[Entries from a dataset of interfaces]
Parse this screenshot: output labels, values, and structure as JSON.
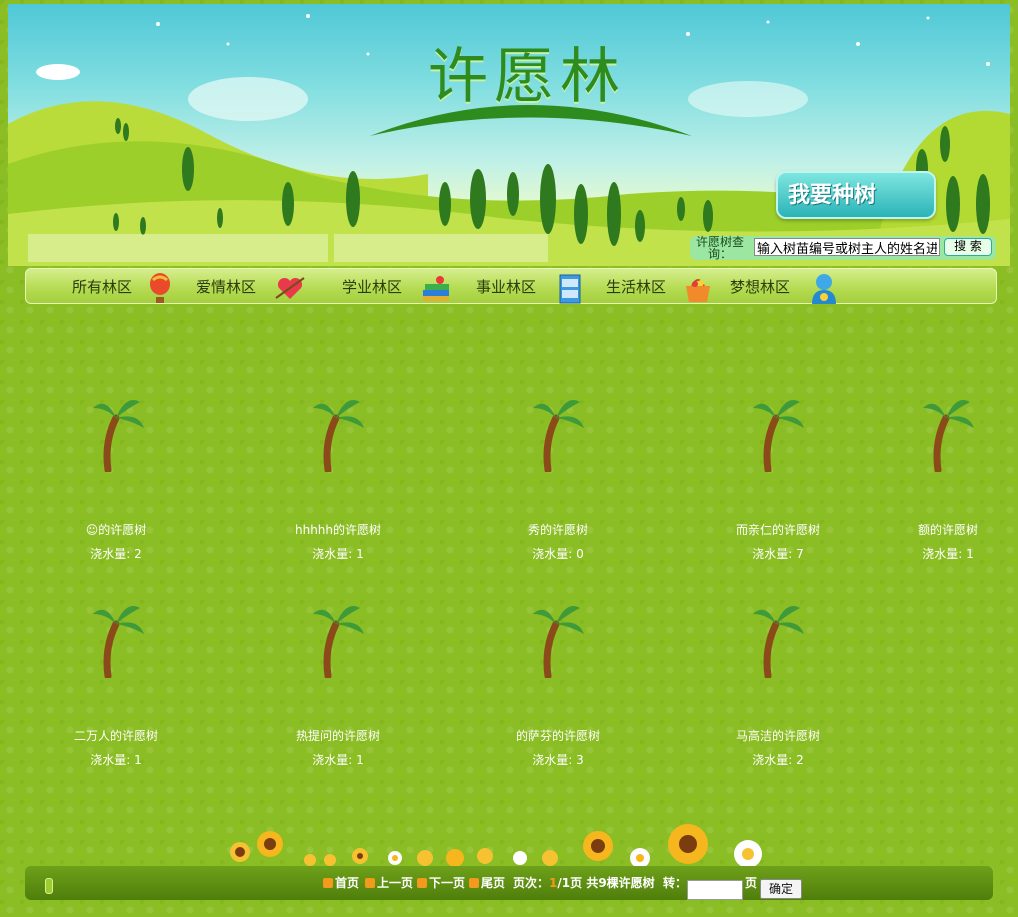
{
  "header": {
    "title": "许愿林",
    "plant_button": "我要种树",
    "search_label": "许愿树查询：",
    "search_placeholder": "输入树苗编号或树主人的姓名进行搜",
    "search_value": "输入树苗编号或树主人的姓名进",
    "search_button": "搜 索"
  },
  "nav": {
    "items": [
      {
        "label": "所有林区",
        "icon": "balloon-icon"
      },
      {
        "label": "爱情林区",
        "icon": "heart-arrow-icon"
      },
      {
        "label": "学业林区",
        "icon": "books-icon"
      },
      {
        "label": "事业林区",
        "icon": "file-cabinet-icon"
      },
      {
        "label": "生活林区",
        "icon": "basket-icon"
      },
      {
        "label": "梦想林区",
        "icon": "person-icon"
      }
    ]
  },
  "trees": [
    {
      "name": "☺的许愿树",
      "water": "浇水量: 2"
    },
    {
      "name": "hhhhh的许愿树",
      "water": "浇水量: 1"
    },
    {
      "name": "秀的许愿树",
      "water": "浇水量: 0"
    },
    {
      "name": "而亲仁的许愿树",
      "water": "浇水量: 7"
    },
    {
      "name": "额的许愿树",
      "water": "浇水量: 1"
    },
    {
      "name": "二万人的许愿树",
      "water": "浇水量: 1"
    },
    {
      "name": "热提问的许愿树",
      "water": "浇水量: 1"
    },
    {
      "name": "的萨芬的许愿树",
      "water": "浇水量: 3"
    },
    {
      "name": "马高洁的许愿树",
      "water": "浇水量: 2"
    }
  ],
  "pager": {
    "first": "首页",
    "prev": "上一页",
    "next": "下一页",
    "last": "尾页",
    "page_prefix": "页次：",
    "current": "1",
    "total": "/1",
    "page_suffix": "页",
    "count_text": "共9棵许愿树",
    "goto_label": "转：",
    "goto_suffix": "页",
    "confirm": "确定"
  },
  "colors": {
    "background": "#8bbd24",
    "tree_leaf": "#3f9a3a",
    "tree_trunk": "#8b4a1a",
    "accent_orange": "#f39a1e"
  }
}
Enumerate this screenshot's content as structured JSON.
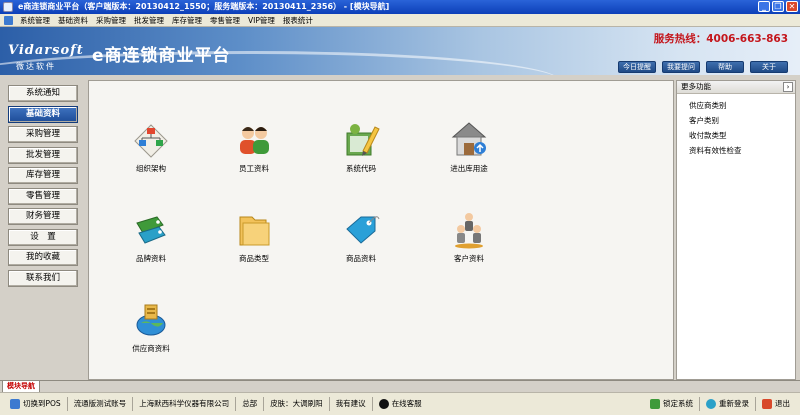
{
  "window": {
    "title": "e商连锁商业平台（客户端版本：20130412_1550；服务端版本：20130411_2356） - [模块导航]",
    "controls": [
      "minimize",
      "restore",
      "close"
    ]
  },
  "menu": [
    "系统管理",
    "基础资料",
    "采购管理",
    "批发管理",
    "库存管理",
    "零售管理",
    "VIP管理",
    "报表统计"
  ],
  "banner": {
    "logo_text": "Vidarsoft",
    "logo_sub": "微达软件",
    "title": "e商连锁商业平台",
    "hotline": "服务热线：4006-663-863",
    "buttons": [
      "今日提醒",
      "我要提问",
      "帮助",
      "关于"
    ]
  },
  "nav": {
    "active_index": 1,
    "items": [
      "系统通知",
      "基础资料",
      "采购管理",
      "批发管理",
      "库存管理",
      "零售管理",
      "财务管理",
      "设　置",
      "我的收藏",
      "联系我们"
    ]
  },
  "modules": [
    {
      "label": "组织架构",
      "icon": "org-chart-icon"
    },
    {
      "label": "员工资料",
      "icon": "employees-icon"
    },
    {
      "label": "系统代码",
      "icon": "system-code-icon"
    },
    {
      "label": "进出库用途",
      "icon": "warehouse-icon"
    },
    {
      "label": "品牌资料",
      "icon": "brand-tags-icon"
    },
    {
      "label": "商品类型",
      "icon": "folder-icon"
    },
    {
      "label": "商品资料",
      "icon": "price-tag-icon"
    },
    {
      "label": "客户资料",
      "icon": "customers-icon"
    },
    {
      "label": "供应商资料",
      "icon": "supplier-globe-icon"
    }
  ],
  "more": {
    "title": "更多功能",
    "items": [
      "供应商类别",
      "客户类别",
      "收付款类型",
      "资料有效性检查"
    ]
  },
  "tab": {
    "label": "模块导航"
  },
  "status": {
    "left": [
      "切换到POS",
      "流通版测试账号",
      "上海默西科学仪器有限公司",
      "总部",
      "皮肤：大调刷阳",
      "我有建议",
      "在线客服"
    ],
    "right": [
      "锁定系统",
      "重新登录",
      "退出"
    ]
  },
  "colors": {
    "title_bar": "#0c3fb8",
    "accent": "#1d4c98",
    "hotline": "#c4161c",
    "tab_text": "#c40000"
  }
}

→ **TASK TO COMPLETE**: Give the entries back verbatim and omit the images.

→ **THE ANSWER**:
Parse this screenshot: output labels, values, and structure as JSON.
{
  "header": {
    "title": "许愿林",
    "plant_button": "我要种树",
    "search_label": "许愿树查询：",
    "search_placeholder": "输入树苗编号或树主人的姓名进行搜",
    "search_value": "输入树苗编号或树主人的姓名进",
    "search_button": "搜 索"
  },
  "nav": {
    "items": [
      {
        "label": "所有林区",
        "icon": "balloon-icon"
      },
      {
        "label": "爱情林区",
        "icon": "heart-arrow-icon"
      },
      {
        "label": "学业林区",
        "icon": "books-icon"
      },
      {
        "label": "事业林区",
        "icon": "file-cabinet-icon"
      },
      {
        "label": "生活林区",
        "icon": "basket-icon"
      },
      {
        "label": "梦想林区",
        "icon": "person-icon"
      }
    ]
  },
  "trees": [
    {
      "name": "☺的许愿树",
      "water": "浇水量: 2"
    },
    {
      "name": "hhhhh的许愿树",
      "water": "浇水量: 1"
    },
    {
      "name": "秀的许愿树",
      "water": "浇水量: 0"
    },
    {
      "name": "而亲仁的许愿树",
      "water": "浇水量: 7"
    },
    {
      "name": "额的许愿树",
      "water": "浇水量: 1"
    },
    {
      "name": "二万人的许愿树",
      "water": "浇水量: 1"
    },
    {
      "name": "热提问的许愿树",
      "water": "浇水量: 1"
    },
    {
      "name": "的萨芬的许愿树",
      "water": "浇水量: 3"
    },
    {
      "name": "马高洁的许愿树",
      "water": "浇水量: 2"
    }
  ],
  "pager": {
    "first": "首页",
    "prev": "上一页",
    "next": "下一页",
    "last": "尾页",
    "page_prefix": "页次：",
    "current": "1",
    "total": "/1",
    "page_suffix": "页",
    "count_text": "共9棵许愿树",
    "goto_label": "转：",
    "goto_suffix": "页",
    "confirm": "确定"
  },
  "colors": {
    "background": "#8bbd24",
    "tree_leaf": "#3f9a3a",
    "tree_trunk": "#8b4a1a",
    "accent_orange": "#f39a1e"
  }
}
Enumerate this screenshot's content as structured JSON.
{
  "window": {
    "title": "e商连锁商业平台（客户端版本：20130412_1550；服务端版本：20130411_2356） - [模块导航]",
    "controls": [
      "minimize",
      "restore",
      "close"
    ]
  },
  "menu": [
    "系统管理",
    "基础资料",
    "采购管理",
    "批发管理",
    "库存管理",
    "零售管理",
    "VIP管理",
    "报表统计"
  ],
  "banner": {
    "logo_text": "Vidarsoft",
    "logo_sub": "微达软件",
    "title": "e商连锁商业平台",
    "hotline": "服务热线：4006-663-863",
    "buttons": [
      "今日提醒",
      "我要提问",
      "帮助",
      "关于"
    ]
  },
  "nav": {
    "active_index": 1,
    "items": [
      "系统通知",
      "基础资料",
      "采购管理",
      "批发管理",
      "库存管理",
      "零售管理",
      "财务管理",
      "设　置",
      "我的收藏",
      "联系我们"
    ]
  },
  "modules": [
    {
      "label": "组织架构",
      "icon": "org-chart-icon"
    },
    {
      "label": "员工资料",
      "icon": "employees-icon"
    },
    {
      "label": "系统代码",
      "icon": "system-code-icon"
    },
    {
      "label": "进出库用途",
      "icon": "warehouse-icon"
    },
    {
      "label": "品牌资料",
      "icon": "brand-tags-icon"
    },
    {
      "label": "商品类型",
      "icon": "folder-icon"
    },
    {
      "label": "商品资料",
      "icon": "price-tag-icon"
    },
    {
      "label": "客户资料",
      "icon": "customers-icon"
    },
    {
      "label": "供应商资料",
      "icon": "supplier-globe-icon"
    }
  ],
  "more": {
    "title": "更多功能",
    "items": [
      "供应商类别",
      "客户类别",
      "收付款类型",
      "资料有效性检查"
    ]
  },
  "tab": {
    "label": "模块导航"
  },
  "status": {
    "left": [
      "切换到POS",
      "流通版测试账号",
      "上海默西科学仪器有限公司",
      "总部",
      "皮肤：大调刷阳",
      "我有建议",
      "在线客服"
    ],
    "right": [
      "锁定系统",
      "重新登录",
      "退出"
    ]
  },
  "colors": {
    "title_bar": "#0c3fb8",
    "accent": "#1d4c98",
    "hotline": "#c4161c",
    "tab_text": "#c40000"
  }
}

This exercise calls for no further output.